- [Task instructions] If a line of the data below contains the string "dimension", copy it into your answer.

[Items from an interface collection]

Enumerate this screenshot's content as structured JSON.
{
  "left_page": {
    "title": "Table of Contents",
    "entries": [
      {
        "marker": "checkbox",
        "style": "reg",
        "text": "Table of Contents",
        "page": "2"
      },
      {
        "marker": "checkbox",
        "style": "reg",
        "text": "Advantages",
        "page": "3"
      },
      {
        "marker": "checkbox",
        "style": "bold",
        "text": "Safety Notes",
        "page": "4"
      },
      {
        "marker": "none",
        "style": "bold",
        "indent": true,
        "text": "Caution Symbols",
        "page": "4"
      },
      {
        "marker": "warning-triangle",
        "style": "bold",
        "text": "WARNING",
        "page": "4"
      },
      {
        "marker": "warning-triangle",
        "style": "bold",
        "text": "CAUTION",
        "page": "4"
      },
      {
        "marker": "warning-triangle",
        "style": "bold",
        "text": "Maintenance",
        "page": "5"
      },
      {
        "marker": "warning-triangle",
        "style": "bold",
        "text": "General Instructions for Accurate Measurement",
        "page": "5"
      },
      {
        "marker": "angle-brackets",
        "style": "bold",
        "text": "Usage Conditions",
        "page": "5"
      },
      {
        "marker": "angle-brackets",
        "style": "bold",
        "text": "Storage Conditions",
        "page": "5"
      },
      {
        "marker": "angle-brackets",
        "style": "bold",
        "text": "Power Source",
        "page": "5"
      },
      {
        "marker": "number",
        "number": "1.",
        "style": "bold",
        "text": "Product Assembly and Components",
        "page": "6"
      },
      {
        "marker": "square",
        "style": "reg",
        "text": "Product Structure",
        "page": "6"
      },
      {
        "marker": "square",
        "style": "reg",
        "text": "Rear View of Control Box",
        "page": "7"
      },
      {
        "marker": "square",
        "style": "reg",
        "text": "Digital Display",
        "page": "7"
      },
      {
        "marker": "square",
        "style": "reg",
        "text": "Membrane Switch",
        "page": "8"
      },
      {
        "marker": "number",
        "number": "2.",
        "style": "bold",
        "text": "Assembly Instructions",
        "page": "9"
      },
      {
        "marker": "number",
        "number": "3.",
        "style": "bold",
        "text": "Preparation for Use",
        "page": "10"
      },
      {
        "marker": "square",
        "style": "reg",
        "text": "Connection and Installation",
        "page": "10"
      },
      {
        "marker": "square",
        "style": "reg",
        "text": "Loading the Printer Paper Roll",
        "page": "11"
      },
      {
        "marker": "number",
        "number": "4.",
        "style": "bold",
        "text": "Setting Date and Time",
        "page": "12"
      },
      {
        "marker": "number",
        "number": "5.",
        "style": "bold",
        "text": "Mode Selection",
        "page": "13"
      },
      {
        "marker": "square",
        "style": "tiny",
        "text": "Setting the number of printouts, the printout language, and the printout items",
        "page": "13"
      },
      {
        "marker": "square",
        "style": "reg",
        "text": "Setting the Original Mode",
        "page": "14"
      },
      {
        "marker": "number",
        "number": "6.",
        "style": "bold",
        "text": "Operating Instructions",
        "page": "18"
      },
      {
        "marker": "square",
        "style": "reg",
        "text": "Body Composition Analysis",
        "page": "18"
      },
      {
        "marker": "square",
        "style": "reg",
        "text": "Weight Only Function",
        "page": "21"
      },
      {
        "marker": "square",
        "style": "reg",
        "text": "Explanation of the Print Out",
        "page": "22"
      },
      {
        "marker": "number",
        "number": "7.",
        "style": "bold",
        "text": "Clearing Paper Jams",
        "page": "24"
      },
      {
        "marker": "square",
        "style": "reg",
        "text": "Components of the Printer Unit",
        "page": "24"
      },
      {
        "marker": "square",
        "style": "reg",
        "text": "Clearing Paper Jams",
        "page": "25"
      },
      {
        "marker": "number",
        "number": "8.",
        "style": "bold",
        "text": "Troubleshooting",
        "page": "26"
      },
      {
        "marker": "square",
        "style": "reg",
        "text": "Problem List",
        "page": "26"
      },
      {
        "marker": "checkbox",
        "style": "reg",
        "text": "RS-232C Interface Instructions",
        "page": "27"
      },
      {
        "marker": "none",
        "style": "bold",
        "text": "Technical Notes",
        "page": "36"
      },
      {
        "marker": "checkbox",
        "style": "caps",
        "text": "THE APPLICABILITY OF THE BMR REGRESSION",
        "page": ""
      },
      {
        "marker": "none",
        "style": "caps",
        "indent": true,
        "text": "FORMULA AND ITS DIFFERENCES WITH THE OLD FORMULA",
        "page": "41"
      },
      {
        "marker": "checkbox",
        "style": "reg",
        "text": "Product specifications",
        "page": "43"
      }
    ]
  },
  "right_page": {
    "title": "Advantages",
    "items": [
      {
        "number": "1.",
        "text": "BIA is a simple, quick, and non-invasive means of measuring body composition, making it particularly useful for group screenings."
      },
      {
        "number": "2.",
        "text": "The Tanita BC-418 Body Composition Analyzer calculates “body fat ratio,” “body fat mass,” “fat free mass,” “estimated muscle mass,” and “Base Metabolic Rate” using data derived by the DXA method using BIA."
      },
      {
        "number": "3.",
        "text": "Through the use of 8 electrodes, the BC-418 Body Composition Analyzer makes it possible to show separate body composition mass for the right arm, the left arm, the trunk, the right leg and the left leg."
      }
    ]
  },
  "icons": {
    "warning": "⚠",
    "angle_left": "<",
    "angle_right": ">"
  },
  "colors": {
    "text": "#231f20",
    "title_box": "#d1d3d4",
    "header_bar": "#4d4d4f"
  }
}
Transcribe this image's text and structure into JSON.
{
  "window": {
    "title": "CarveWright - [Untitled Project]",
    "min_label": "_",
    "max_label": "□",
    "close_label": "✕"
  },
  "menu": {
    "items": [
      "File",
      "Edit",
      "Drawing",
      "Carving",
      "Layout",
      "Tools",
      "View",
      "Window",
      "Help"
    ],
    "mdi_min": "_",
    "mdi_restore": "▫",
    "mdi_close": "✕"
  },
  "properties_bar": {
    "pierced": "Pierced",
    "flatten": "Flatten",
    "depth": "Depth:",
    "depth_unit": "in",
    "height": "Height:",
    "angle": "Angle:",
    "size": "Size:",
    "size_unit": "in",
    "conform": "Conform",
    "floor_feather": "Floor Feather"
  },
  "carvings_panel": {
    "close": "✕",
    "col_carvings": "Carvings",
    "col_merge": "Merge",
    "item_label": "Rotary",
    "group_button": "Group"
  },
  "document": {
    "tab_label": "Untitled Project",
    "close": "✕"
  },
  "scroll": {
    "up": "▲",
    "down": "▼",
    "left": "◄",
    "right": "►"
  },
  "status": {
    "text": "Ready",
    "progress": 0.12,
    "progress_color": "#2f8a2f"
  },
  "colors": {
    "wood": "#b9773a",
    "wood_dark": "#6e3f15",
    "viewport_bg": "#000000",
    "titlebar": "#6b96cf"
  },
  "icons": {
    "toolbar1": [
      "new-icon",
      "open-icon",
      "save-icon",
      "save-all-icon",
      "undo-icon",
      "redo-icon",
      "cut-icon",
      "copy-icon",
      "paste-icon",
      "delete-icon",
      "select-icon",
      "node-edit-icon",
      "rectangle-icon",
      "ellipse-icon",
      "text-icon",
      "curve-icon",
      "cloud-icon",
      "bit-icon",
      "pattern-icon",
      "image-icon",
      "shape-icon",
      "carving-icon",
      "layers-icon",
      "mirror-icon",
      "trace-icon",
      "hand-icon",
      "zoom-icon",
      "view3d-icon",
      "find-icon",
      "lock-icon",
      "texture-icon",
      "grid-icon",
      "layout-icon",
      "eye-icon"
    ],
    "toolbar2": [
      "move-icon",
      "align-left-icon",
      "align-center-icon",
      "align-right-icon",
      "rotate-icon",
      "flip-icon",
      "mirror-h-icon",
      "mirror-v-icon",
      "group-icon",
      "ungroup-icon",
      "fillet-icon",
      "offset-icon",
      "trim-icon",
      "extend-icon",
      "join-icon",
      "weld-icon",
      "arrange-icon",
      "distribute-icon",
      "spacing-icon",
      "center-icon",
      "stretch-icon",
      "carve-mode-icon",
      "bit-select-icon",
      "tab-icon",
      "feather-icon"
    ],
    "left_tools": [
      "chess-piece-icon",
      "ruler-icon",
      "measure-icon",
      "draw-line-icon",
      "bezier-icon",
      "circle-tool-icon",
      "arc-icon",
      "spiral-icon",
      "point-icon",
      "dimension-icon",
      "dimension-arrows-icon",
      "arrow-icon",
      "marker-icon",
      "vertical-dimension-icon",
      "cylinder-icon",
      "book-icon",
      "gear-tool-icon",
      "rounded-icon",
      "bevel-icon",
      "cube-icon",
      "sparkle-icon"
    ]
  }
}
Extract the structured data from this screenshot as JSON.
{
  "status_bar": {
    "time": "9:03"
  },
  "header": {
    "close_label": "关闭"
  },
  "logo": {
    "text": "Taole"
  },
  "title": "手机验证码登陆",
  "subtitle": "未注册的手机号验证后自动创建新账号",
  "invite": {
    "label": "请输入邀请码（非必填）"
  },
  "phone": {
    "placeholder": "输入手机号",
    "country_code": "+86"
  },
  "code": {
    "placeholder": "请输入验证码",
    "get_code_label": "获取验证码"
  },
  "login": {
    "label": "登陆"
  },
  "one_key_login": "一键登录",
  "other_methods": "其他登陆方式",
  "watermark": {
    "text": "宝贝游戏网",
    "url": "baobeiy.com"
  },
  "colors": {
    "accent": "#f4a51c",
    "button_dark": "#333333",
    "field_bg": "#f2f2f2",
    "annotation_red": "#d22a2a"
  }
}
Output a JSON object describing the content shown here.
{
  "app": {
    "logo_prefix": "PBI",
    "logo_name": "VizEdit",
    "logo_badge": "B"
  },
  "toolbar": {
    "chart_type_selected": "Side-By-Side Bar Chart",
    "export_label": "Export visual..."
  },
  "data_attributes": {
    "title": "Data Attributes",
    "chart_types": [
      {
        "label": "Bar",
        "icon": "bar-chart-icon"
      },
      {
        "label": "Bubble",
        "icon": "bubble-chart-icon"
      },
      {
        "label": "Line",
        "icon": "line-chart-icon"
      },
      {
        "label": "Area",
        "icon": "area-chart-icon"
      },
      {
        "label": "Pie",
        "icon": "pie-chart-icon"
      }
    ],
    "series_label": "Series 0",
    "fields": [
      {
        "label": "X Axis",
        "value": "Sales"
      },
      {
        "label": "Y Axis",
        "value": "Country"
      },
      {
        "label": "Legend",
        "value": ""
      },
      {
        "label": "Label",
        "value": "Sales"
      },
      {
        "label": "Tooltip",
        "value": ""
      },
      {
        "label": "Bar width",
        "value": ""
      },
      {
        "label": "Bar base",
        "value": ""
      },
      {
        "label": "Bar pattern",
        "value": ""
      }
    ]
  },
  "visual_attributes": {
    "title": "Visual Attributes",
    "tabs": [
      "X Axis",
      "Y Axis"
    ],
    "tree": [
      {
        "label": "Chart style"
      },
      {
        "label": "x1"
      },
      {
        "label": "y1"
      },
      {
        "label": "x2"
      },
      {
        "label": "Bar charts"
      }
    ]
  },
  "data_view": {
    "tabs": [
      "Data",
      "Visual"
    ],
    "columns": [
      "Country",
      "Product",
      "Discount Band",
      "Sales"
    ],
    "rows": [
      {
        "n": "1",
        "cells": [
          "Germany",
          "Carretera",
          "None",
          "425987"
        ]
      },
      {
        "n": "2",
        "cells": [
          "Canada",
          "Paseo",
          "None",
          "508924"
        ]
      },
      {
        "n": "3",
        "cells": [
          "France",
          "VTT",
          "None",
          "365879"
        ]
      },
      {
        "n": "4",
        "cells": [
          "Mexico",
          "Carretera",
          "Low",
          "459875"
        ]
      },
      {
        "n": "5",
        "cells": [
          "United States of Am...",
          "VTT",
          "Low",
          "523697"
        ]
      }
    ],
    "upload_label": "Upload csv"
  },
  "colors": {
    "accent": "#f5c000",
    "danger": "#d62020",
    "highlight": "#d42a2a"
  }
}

- [Result]
      "dimension-icon",
      "dimension-arrows-icon",
      "vertical-dimension-icon",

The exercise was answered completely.